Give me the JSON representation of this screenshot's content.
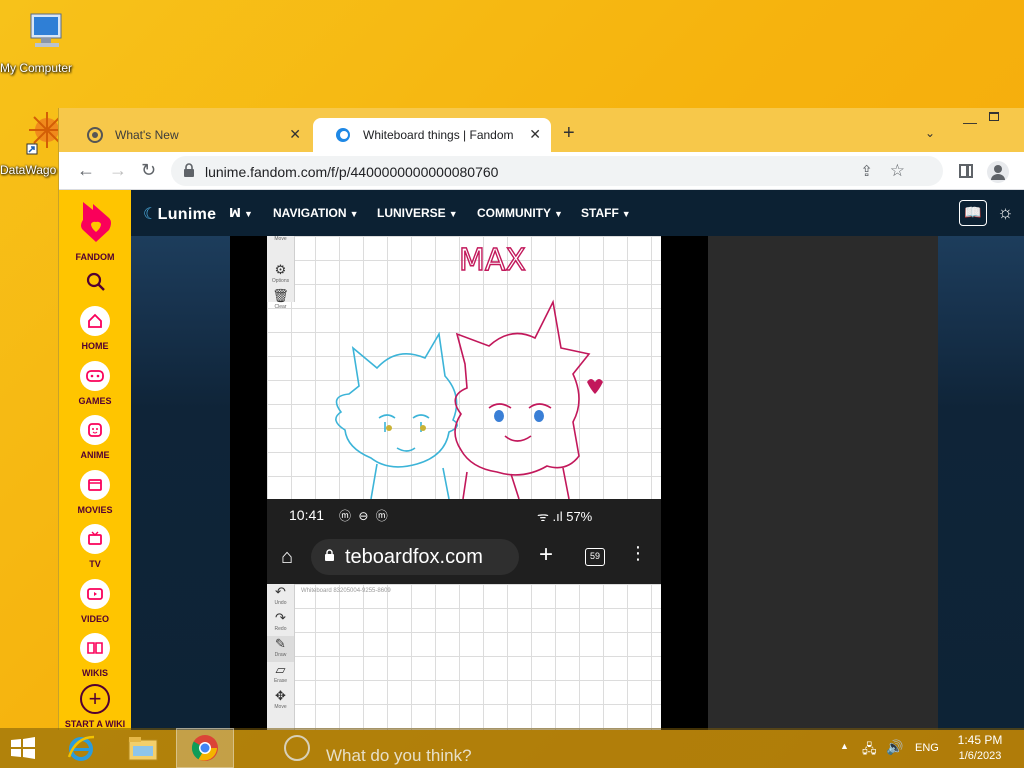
{
  "desktop": {
    "icons": [
      {
        "label": "My Computer"
      },
      {
        "label": "DataWago"
      }
    ]
  },
  "browser": {
    "tabs": [
      {
        "title": "What's New",
        "close": "✕"
      },
      {
        "title": "Whiteboard things | Fandom",
        "close": "✕"
      }
    ],
    "new_tab": "+",
    "tab_menu": "⌄",
    "url": "lunime.fandom.com/f/p/4400000000000080760"
  },
  "fandom_rail": {
    "brand": "FANDOM",
    "items": [
      {
        "label": "HOME"
      },
      {
        "label": "GAMES"
      },
      {
        "label": "ANIME"
      },
      {
        "label": "MOVIES"
      },
      {
        "label": "TV"
      },
      {
        "label": "VIDEO"
      },
      {
        "label": "WIKIS"
      },
      {
        "label": "START A WIKI"
      }
    ]
  },
  "wiki_header": {
    "logo": "Lunime",
    "nav": [
      {
        "label": "NAVIGATION"
      },
      {
        "label": "LUNIVERSE"
      },
      {
        "label": "COMMUNITY"
      },
      {
        "label": "STAFF"
      }
    ]
  },
  "post_image": {
    "drawing_text": "MAX",
    "phone_time": "10:41",
    "phone_battery": "57%",
    "phone_url": "teboardfox.com",
    "phone_tab_count": "59",
    "whiteboard_id": "Whiteboard 83205004-9255-8609",
    "tools_top": [
      {
        "label": "Move"
      },
      {
        "label": "Options"
      },
      {
        "label": "Clear"
      }
    ],
    "tools_bottom": [
      {
        "label": "Undo"
      },
      {
        "label": "Redo"
      },
      {
        "label": "Draw"
      },
      {
        "label": "Erase"
      },
      {
        "label": "Move"
      }
    ]
  },
  "comment": {
    "placeholder": "What do you think?"
  },
  "taskbar": {
    "language": "ENG",
    "time": "1:45 PM",
    "date": "1/6/2023"
  },
  "colors": {
    "fandom_yellow": "#ffc500",
    "fandom_maroon": "#520032",
    "fandom_red": "#fa005a",
    "drawing_cyan": "#3cb4d8",
    "drawing_magenta": "#c2185b"
  }
}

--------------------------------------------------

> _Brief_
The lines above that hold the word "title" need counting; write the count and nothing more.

> _Answer box_
2